According to Classiq Technologies co-founder and CEO Nir Minerbi, maintaining Israel's global status as a "Startup Nation" also requires being a leading and significant player in the field of quantum computing
For decades, quantum computing was a theoretical vision that hovered in the corridors of academia and was perceived as being remote from reality. In recent years, we have seen how skepticism has been replaced by optimism: the technological breakthroughs are already heralding the start of the era of quantum computing, which is expected to become the domain of many organizations and countries in the coming years.
Governments and technology giants compete constantly to build quantum computers, realizing that such devices will give them tremendous strategic advantage in the very near future. Israel is also making a lot of effort to be on par with its peers. The state recently announced that it would invest around NIS 115 million in this field, in addition to the NIS 1.25 billion allocated for the promotion of quantum technology in Israel, a program the state announced in 2019.
Quantum computing marks a dramatic turning point for all of humanity. With the advent of the quantum computer, the rules of the game will be altered and a new standard of speed will be set, where calculations and developments that would have taken thousands of years on a regular computer will only take days, minutes, or even seconds, making it possible to solve calculations that have previously been impossible, thereby revolutionizing the world. A wide range of industries will be greatly impacted by these capabilities, for example improving and speeding up financial calculations like option pricing, portfolio and asset optimization, accelerating the development of new drugs or materials with molecule simulations, and optimizing complex production processes (including a significant impact on processes that reduce emissions and save energy). As in the 1970s, when the development of the internet and iPhones could not be anticipated, the human imagination is incapable of understanding the magnitude of quantum computing's revolution.
The recognition of the significant value of quantum computing does not skip any sector. Tech giants like Google, Microsoft, and Amazon are already developing applications for quantum computers, while organizations in the automotive, financial, pharmaceutical, and energy sectors have already begun training their workers. Additionally, academia is moving forward with research or curriculum launches in universities worldwide, in hopes that the quantum computing industry's growing demand will affect academic choices for the next generation of engineers.
However, this exciting vision may encounter a bottleneck. While the technology continues to be perfected, there are only a few hundred quantum algorithm experts worldwide capable of developing quantum software. McKinsey's study estimates that around half of quantum positions will go unfilled without a policy change by 2025. There are lessons we can learn from artificial intelligence (AI). Although AI has already reached the mainstream in every industry, experts are still in short supply.
However, this is precisely where the opportunity also lies, as Israel's relative expertise could bring it to the front of world efforts and enable a variety of sectors and people to participate in the revolution. In order to achieve its potential, Israel must establish a concrete goal and take various measures to achieve it. In Japan, for example, they set a goal of training no less than ten million software developers for quantum computers by 2030; setting a similar goal on a local scale and allocating dedicated budgets will facilitate the expansion of the academic curricula devoted to the subject. Furthermore, implementing quantum computing will create a new generation of quantum developers.

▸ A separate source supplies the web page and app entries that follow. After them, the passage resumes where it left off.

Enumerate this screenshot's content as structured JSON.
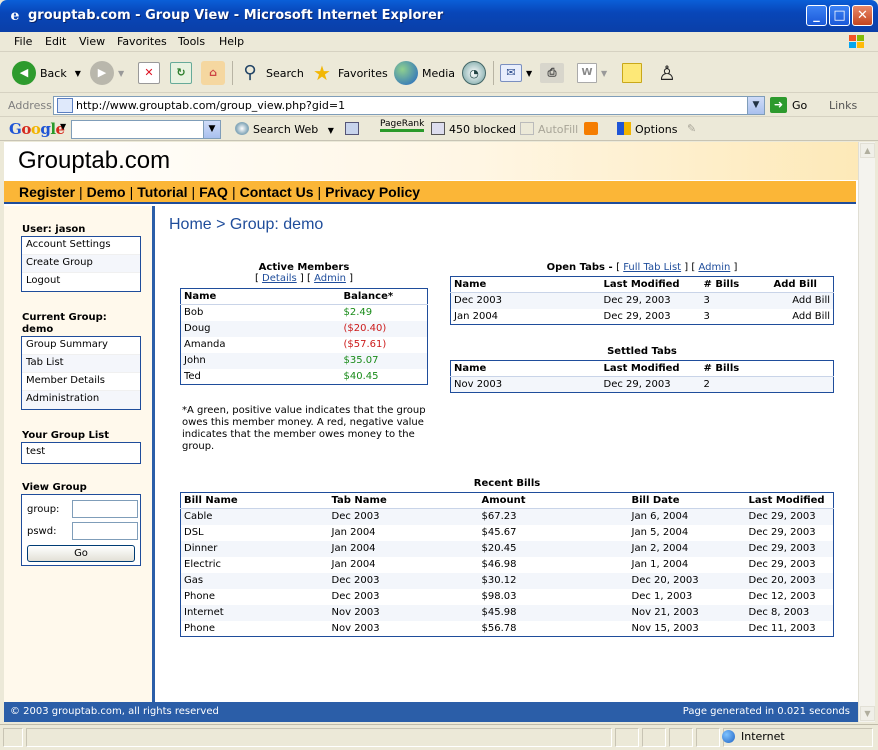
{
  "window": {
    "title": "grouptab.com - Group View - Microsoft Internet Explorer",
    "minimize": "_",
    "maximize": "□",
    "close": "✕"
  },
  "menu": [
    "File",
    "Edit",
    "View",
    "Favorites",
    "Tools",
    "Help"
  ],
  "toolbar": {
    "back": "Back",
    "search": "Search",
    "favorites": "Favorites",
    "media": "Media"
  },
  "address": {
    "label": "Address",
    "url": "http://www.grouptab.com/group_view.php?gid=1",
    "go": "Go",
    "links": "Links"
  },
  "googlebar": {
    "logo": "Google",
    "search_web": "Search Web",
    "pagerank": "PageRank",
    "blocked": "450 blocked",
    "autofill": "AutoFill",
    "options": "Options"
  },
  "site": {
    "brand": "Grouptab.com",
    "nav": [
      "Register",
      "Demo",
      "Tutorial",
      "FAQ",
      "Contact Us",
      "Privacy Policy"
    ],
    "footer_left": "© 2003 grouptab.com, all rights reserved",
    "footer_right": "Page generated in 0.021 seconds"
  },
  "sidebar": {
    "user_heading": "User: jason",
    "user_links": [
      "Account Settings",
      "Create Group",
      "Logout"
    ],
    "group_heading_1": "Current Group:",
    "group_heading_2": "demo",
    "group_links": [
      "Group Summary",
      "Tab List",
      "Member Details",
      "Administration"
    ],
    "list_heading": "Your Group List",
    "groups": [
      "test"
    ],
    "view_heading": "View Group",
    "group_label": "group:",
    "pswd_label": "pswd:",
    "go": "Go"
  },
  "main": {
    "breadcrumb": "Home > Group: demo",
    "members": {
      "title": "Active Members",
      "details_link": "Details",
      "admin_link": "Admin",
      "col_name": "Name",
      "col_balance": "Balance*",
      "rows": [
        {
          "name": "Bob",
          "balance": "$2.49",
          "positive": true
        },
        {
          "name": "Doug",
          "balance": "($20.40)",
          "positive": false
        },
        {
          "name": "Amanda",
          "balance": "($57.61)",
          "positive": false
        },
        {
          "name": "John",
          "balance": "$35.07",
          "positive": true
        },
        {
          "name": "Ted",
          "balance": "$40.45",
          "positive": true
        }
      ]
    },
    "note": "*A green, positive value indicates that the group owes this member money. A red, negative value indicates that the member owes money to the group.",
    "open_tabs": {
      "title": "Open Tabs - ",
      "full_link": "Full Tab List",
      "admin_link": "Admin",
      "cols": [
        "Name",
        "Last Modified",
        "# Bills",
        "Add Bill"
      ],
      "rows": [
        [
          "Dec 2003",
          "Dec 29, 2003",
          "3",
          "Add Bill"
        ],
        [
          "Jan 2004",
          "Dec 29, 2003",
          "3",
          "Add Bill"
        ]
      ]
    },
    "settled_tabs": {
      "title": "Settled Tabs",
      "cols": [
        "Name",
        "Last Modified",
        "# Bills"
      ],
      "rows": [
        [
          "Nov 2003",
          "Dec 29, 2003",
          "2"
        ]
      ]
    },
    "recent_bills": {
      "title": "Recent Bills",
      "cols": [
        "Bill Name",
        "Tab Name",
        "Amount",
        "Bill Date",
        "Last Modified"
      ],
      "rows": [
        [
          "Cable",
          "Dec 2003",
          "$67.23",
          "Jan 6, 2004",
          "Dec 29, 2003"
        ],
        [
          "DSL",
          "Jan 2004",
          "$45.67",
          "Jan 5, 2004",
          "Dec 29, 2003"
        ],
        [
          "Dinner",
          "Jan 2004",
          "$20.45",
          "Jan 2, 2004",
          "Dec 29, 2003"
        ],
        [
          "Electric",
          "Jan 2004",
          "$46.98",
          "Jan 1, 2004",
          "Dec 29, 2003"
        ],
        [
          "Gas",
          "Dec 2003",
          "$30.12",
          "Dec 20, 2003",
          "Dec 20, 2003"
        ],
        [
          "Phone",
          "Dec 2003",
          "$98.03",
          "Dec 1, 2003",
          "Dec 12, 2003"
        ],
        [
          "Internet",
          "Nov 2003",
          "$45.98",
          "Nov 21, 2003",
          "Dec 8, 2003"
        ],
        [
          "Phone",
          "Nov 2003",
          "$56.78",
          "Nov 15, 2003",
          "Dec 11, 2003"
        ]
      ]
    }
  },
  "status": {
    "zone": "Internet"
  },
  "colors": {
    "accent_blue": "#1f4d9b",
    "nav_orange": "#fbb637",
    "positive": "#1a8c1a",
    "negative": "#cc1b1b"
  }
}
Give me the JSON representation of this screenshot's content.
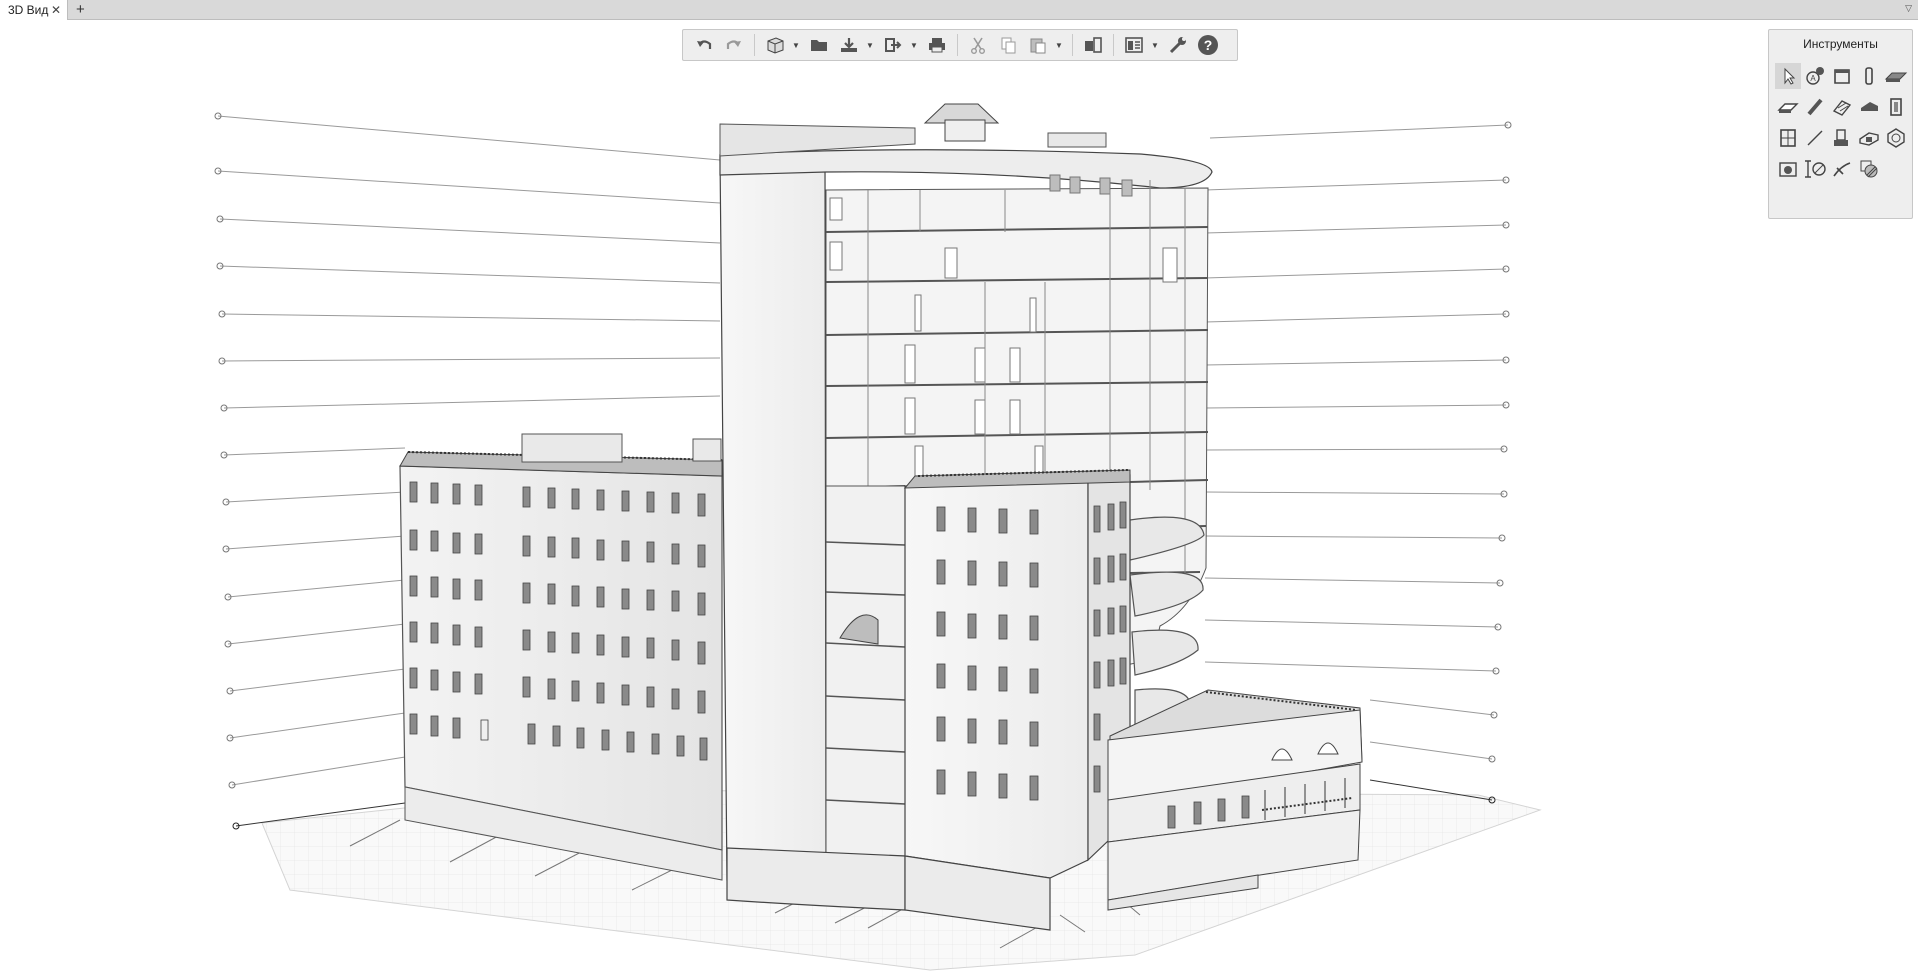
{
  "tabs": [
    {
      "label": "3D Вид",
      "close_glyph": "✕"
    }
  ],
  "add_tab_glyph": "+",
  "tools_panel": {
    "title": "Инструменты",
    "tools": [
      {
        "name": "select-tool-icon",
        "active": true
      },
      {
        "name": "annotation-tool-icon"
      },
      {
        "name": "panel-tool-icon"
      },
      {
        "name": "column-tool-icon"
      },
      {
        "name": "slab-tool-icon"
      },
      {
        "name": "beam-tool-icon"
      },
      {
        "name": "brace-tool-icon"
      },
      {
        "name": "stair-tool-icon"
      },
      {
        "name": "roof-tool-icon"
      },
      {
        "name": "door-tool-icon"
      },
      {
        "name": "window-tool-icon"
      },
      {
        "name": "line-tool-icon"
      },
      {
        "name": "foundation-tool-icon"
      },
      {
        "name": "opening-tool-icon"
      },
      {
        "name": "object-tool-icon"
      },
      {
        "name": "camera-tool-icon"
      },
      {
        "name": "dimension-tool-icon"
      },
      {
        "name": "section-line-tool-icon"
      },
      {
        "name": "hatch-tool-icon"
      }
    ]
  },
  "toolbar": {
    "groups": [
      [
        "undo-icon",
        "redo-icon"
      ],
      [
        "view-cube-icon",
        "open-folder-icon",
        "import-icon",
        "export-icon",
        "print-icon"
      ],
      [
        "cut-icon",
        "copy-icon",
        "paste-icon"
      ],
      [
        "layers-icon",
        "properties-icon"
      ],
      [
        "settings-wrench-icon",
        "help-icon"
      ]
    ]
  }
}
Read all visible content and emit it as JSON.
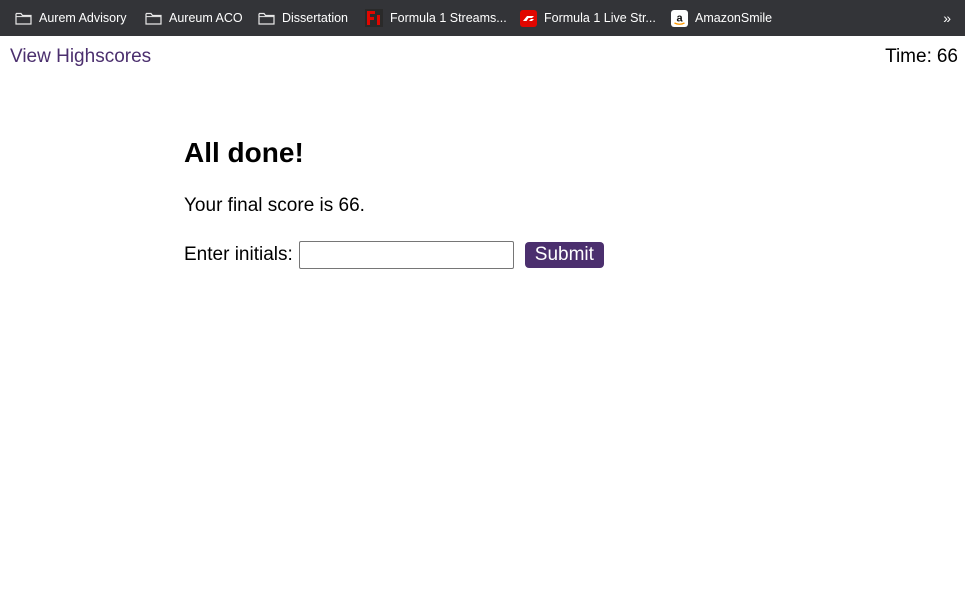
{
  "bookmarks": [
    {
      "label": "Aurem Advisory",
      "icon": "folder-icon"
    },
    {
      "label": "Aureum ACO",
      "icon": "folder-icon"
    },
    {
      "label": "Dissertation",
      "icon": "folder-icon"
    },
    {
      "label": "Formula 1 Streams...",
      "icon": "f1-streams-icon"
    },
    {
      "label": "Formula 1 Live Str...",
      "icon": "f1-live-icon"
    },
    {
      "label": "AmazonSmile",
      "icon": "amazon-icon"
    }
  ],
  "bookmarks_overflow": "»",
  "header": {
    "highscores_link": "View Highscores",
    "time_label": "Time:",
    "time_value": "66"
  },
  "result": {
    "title": "All done!",
    "score_text": "Your final score is 66.",
    "initials_label": "Enter initials:",
    "initials_value": "",
    "submit_label": "Submit"
  },
  "colors": {
    "bookmarks_bg": "#333438",
    "accent": "#4b2f6e"
  }
}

It is important that the private sector also gets involved and doesn't miss the train. In order to leverage the quantum technology breakthrough, both high-tech and other industries should mobilize. The world of quantum computing may sound threatening even to a full-fledged software developer, but continued exposure and accessibility to the field will help recruit more experts in the long term.
It is like any technological revolution, those who can board the train when it is accelerating will gain an advantage. Maintaining Israel's global status as a "Startup Nation" also requires being a leading and significant player in this field.
Nir Minerbi is the Co-Founder and CEO of Classiq Technologies. He is taking part in Calcalist's Innovation week being held between January 9-11.